» **Dataset entries**:

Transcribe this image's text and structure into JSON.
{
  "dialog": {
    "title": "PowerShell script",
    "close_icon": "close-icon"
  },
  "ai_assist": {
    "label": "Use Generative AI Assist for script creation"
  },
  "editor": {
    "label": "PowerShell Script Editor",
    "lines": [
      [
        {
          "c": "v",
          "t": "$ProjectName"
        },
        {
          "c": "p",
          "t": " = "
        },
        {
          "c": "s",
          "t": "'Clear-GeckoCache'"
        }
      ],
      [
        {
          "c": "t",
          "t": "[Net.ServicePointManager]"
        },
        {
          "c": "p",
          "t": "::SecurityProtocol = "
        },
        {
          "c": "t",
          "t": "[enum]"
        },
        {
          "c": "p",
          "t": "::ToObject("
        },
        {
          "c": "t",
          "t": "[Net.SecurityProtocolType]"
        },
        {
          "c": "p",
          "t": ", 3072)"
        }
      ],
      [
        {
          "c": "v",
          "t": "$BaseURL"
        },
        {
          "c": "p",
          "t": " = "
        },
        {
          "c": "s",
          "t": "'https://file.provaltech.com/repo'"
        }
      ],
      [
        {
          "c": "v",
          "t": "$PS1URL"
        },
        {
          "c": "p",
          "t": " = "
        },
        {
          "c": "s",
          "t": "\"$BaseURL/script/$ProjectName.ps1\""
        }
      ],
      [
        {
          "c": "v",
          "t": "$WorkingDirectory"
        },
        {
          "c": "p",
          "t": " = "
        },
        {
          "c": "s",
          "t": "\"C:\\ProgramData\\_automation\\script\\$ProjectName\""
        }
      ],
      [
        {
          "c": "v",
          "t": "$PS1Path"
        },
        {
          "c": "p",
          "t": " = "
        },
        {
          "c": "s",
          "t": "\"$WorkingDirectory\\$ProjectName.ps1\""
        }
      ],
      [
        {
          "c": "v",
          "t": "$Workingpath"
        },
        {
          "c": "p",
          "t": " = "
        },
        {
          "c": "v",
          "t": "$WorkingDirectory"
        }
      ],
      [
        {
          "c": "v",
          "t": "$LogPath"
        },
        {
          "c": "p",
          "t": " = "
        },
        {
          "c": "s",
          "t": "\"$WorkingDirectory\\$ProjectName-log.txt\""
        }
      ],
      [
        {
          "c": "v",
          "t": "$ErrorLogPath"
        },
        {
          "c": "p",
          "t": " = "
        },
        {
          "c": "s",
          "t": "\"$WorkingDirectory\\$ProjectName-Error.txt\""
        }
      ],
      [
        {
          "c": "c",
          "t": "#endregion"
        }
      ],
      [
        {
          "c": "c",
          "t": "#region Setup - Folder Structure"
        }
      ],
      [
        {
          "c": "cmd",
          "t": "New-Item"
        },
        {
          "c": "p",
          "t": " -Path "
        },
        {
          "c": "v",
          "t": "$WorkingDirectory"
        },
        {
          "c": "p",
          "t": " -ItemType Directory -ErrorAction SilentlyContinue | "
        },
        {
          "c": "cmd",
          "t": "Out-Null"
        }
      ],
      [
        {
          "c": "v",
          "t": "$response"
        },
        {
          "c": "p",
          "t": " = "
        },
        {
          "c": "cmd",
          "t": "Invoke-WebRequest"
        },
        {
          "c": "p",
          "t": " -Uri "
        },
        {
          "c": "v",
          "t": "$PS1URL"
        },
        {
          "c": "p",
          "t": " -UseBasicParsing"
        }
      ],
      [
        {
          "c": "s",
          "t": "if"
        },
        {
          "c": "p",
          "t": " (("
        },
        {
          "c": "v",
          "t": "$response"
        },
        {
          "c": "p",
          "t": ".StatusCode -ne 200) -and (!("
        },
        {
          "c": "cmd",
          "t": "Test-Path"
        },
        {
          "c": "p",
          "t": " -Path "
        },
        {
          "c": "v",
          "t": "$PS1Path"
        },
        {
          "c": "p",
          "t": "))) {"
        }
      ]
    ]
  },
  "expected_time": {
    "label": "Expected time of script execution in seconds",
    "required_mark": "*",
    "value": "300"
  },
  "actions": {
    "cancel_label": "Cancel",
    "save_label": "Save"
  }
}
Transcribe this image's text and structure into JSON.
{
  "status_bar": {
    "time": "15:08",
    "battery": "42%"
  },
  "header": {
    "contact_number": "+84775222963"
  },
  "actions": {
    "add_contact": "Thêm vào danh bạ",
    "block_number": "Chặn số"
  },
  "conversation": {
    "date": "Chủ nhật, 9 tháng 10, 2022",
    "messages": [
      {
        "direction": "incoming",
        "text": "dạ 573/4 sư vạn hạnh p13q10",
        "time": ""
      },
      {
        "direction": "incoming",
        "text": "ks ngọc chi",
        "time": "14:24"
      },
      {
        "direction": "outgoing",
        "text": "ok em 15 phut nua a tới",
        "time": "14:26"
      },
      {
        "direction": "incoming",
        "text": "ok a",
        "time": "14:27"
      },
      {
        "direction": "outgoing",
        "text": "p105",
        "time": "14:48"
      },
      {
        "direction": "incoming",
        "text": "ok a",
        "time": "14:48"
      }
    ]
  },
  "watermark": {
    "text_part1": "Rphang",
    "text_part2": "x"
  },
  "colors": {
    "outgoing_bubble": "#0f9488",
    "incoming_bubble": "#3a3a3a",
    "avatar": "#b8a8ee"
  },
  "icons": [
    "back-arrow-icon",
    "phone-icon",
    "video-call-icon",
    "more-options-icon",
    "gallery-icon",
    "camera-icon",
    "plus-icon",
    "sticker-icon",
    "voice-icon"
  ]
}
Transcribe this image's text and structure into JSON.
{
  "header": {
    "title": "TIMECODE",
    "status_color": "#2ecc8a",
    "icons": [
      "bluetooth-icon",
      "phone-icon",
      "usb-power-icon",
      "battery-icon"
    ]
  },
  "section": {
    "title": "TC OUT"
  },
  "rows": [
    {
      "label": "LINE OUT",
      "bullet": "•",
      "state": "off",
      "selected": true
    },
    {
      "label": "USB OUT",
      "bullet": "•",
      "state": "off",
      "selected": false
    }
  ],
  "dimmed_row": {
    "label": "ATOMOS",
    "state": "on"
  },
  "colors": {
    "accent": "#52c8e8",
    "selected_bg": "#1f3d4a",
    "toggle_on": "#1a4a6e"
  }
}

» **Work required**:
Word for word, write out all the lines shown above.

» **Task output**:
Transcribe this image's text and structure into JSON.
{
  "dialog": {
    "title": "PowerShell script",
    "close_icon": "close-icon"
  },
  "ai_assist": {
    "label": "Use Generative AI Assist for script creation"
  },
  "editor": {
    "label": "PowerShell Script Editor",
    "lines": [
      [
        {
          "c": "v",
          "t": "$ProjectName"
        },
        {
          "c": "p",
          "t": " = "
        },
        {
          "c": "s",
          "t": "'Clear-GeckoCache'"
        }
      ],
      [
        {
          "c": "t",
          "t": "[Net.ServicePointManager]"
        },
        {
          "c": "p",
          "t": "::SecurityProtocol = "
        },
        {
          "c": "t",
          "t": "[enum]"
        },
        {
          "c": "p",
          "t": "::ToObject("
        },
        {
          "c": "t",
          "t": "[Net.SecurityProtocolType]"
        },
        {
          "c": "p",
          "t": ", 3072)"
        }
      ],
      [
        {
          "c": "v",
          "t": "$BaseURL"
        },
        {
          "c": "p",
          "t": " = "
        },
        {
          "c": "s",
          "t": "'https://file.provaltech.com/repo'"
        }
      ],
      [
        {
          "c": "v",
          "t": "$PS1URL"
        },
        {
          "c": "p",
          "t": " = "
        },
        {
          "c": "s",
          "t": "\"$BaseURL/script/$ProjectName.ps1\""
        }
      ],
      [
        {
          "c": "v",
          "t": "$WorkingDirectory"
        },
        {
          "c": "p",
          "t": " = "
        },
        {
          "c": "s",
          "t": "\"C:\\ProgramData\\_automation\\script\\$ProjectName\""
        }
      ],
      [
        {
          "c": "v",
          "t": "$PS1Path"
        },
        {
          "c": "p",
          "t": " = "
        },
        {
          "c": "s",
          "t": "\"$WorkingDirectory\\$ProjectName.ps1\""
        }
      ],
      [
        {
          "c": "v",
          "t": "$Workingpath"
        },
        {
          "c": "p",
          "t": " = "
        },
        {
          "c": "v",
          "t": "$WorkingDirectory"
        }
      ],
      [
        {
          "c": "v",
          "t": "$LogPath"
        },
        {
          "c": "p",
          "t": " = "
        },
        {
          "c": "s",
          "t": "\"$WorkingDirectory\\$ProjectName-log.txt\""
        }
      ],
      [
        {
          "c": "v",
          "t": "$ErrorLogPath"
        },
        {
          "c": "p",
          "t": " = "
        },
        {
          "c": "s",
          "t": "\"$WorkingDirectory\\$ProjectName-Error.txt\""
        }
      ],
      [
        {
          "c": "c",
          "t": "#endregion"
        }
      ],
      [
        {
          "c": "c",
          "t": "#region Setup - Folder Structure"
        }
      ],
      [
        {
          "c": "cmd",
          "t": "New-Item"
        },
        {
          "c": "p",
          "t": " -Path "
        },
        {
          "c": "v",
          "t": "$WorkingDirectory"
        },
        {
          "c": "p",
          "t": " -ItemType Directory -ErrorAction SilentlyContinue | "
        },
        {
          "c": "cmd",
          "t": "Out-Null"
        }
      ],
      [
        {
          "c": "v",
          "t": "$response"
        },
        {
          "c": "p",
          "t": " = "
        },
        {
          "c": "cmd",
          "t": "Invoke-WebRequest"
        },
        {
          "c": "p",
          "t": " -Uri "
        },
        {
          "c": "v",
          "t": "$PS1URL"
        },
        {
          "c": "p",
          "t": " -UseBasicParsing"
        }
      ],
      [
        {
          "c": "s",
          "t": "if"
        },
        {
          "c": "p",
          "t": " (("
        },
        {
          "c": "v",
          "t": "$response"
        },
        {
          "c": "p",
          "t": ".StatusCode -ne 200) -and (!("
        },
        {
          "c": "cmd",
          "t": "Test-Path"
        },
        {
          "c": "p",
          "t": " -Path "
        },
        {
          "c": "v",
          "t": "$PS1Path"
        },
        {
          "c": "p",
          "t": "))) {"
        }
      ]
    ]
  },
  "expected_time": {
    "label": "Expected time of script execution in seconds",
    "required_mark": "*",
    "value": "300"
  },
  "actions": {
    "cancel_label": "Cancel",
    "save_label": "Save"
  }
}
Transcribe this image's text and structure into JSON.
{
  "status_bar": {
    "time": "15:08",
    "battery": "42%"
  },
  "header": {
    "contact_number": "+84775222963"
  },
  "actions": {
    "add_contact": "Thêm vào danh bạ",
    "block_number": "Chặn số"
  },
  "conversation": {
    "date": "Chủ nhật, 9 tháng 10, 2022",
    "messages": [
      {
        "direction": "incoming",
        "text": "dạ 573/4 sư vạn hạnh p13q10",
        "time": ""
      },
      {
        "direction": "incoming",
        "text": "ks ngọc chi",
        "time": "14:24"
      },
      {
        "direction": "outgoing",
        "text": "ok em 15 phut nua a tới",
        "time": "14:26"
      },
      {
        "direction": "incoming",
        "text": "ok a",
        "time": "14:27"
      },
      {
        "direction": "outgoing",
        "text": "p105",
        "time": "14:48"
      },
      {
        "direction": "incoming",
        "text": "ok a",
        "time": "14:48"
      }
    ]
  },
  "watermark": {
    "text_part1": "Rphang",
    "text_part2": "x"
  },
  "colors": {
    "outgoing_bubble": "#0f9488",
    "incoming_bubble": "#3a3a3a",
    "avatar": "#b8a8ee"
  },
  "icons": [
    "back-arrow-icon",
    "phone-icon",
    "video-call-icon",
    "more-options-icon",
    "gallery-icon",
    "camera-icon",
    "plus-icon",
    "sticker-icon",
    "voice-icon"
  ]
}
Transcribe this image's text and structure into JSON.
{
  "header": {
    "title": "TIMECODE",
    "status_color": "#2ecc8a",
    "icons": [
      "bluetooth-icon",
      "phone-icon",
      "usb-power-icon",
      "battery-icon"
    ]
  },
  "section": {
    "title": "TC OUT"
  },
  "rows": [
    {
      "label": "LINE OUT",
      "bullet": "•",
      "state": "off",
      "selected": true
    },
    {
      "label": "USB OUT",
      "bullet": "•",
      "state": "off",
      "selected": false
    }
  ],
  "dimmed_row": {
    "label": "ATOMOS",
    "state": "on"
  },
  "colors": {
    "accent": "#52c8e8",
    "selected_bg": "#1f3d4a",
    "toggle_on": "#1a4a6e"
  }
}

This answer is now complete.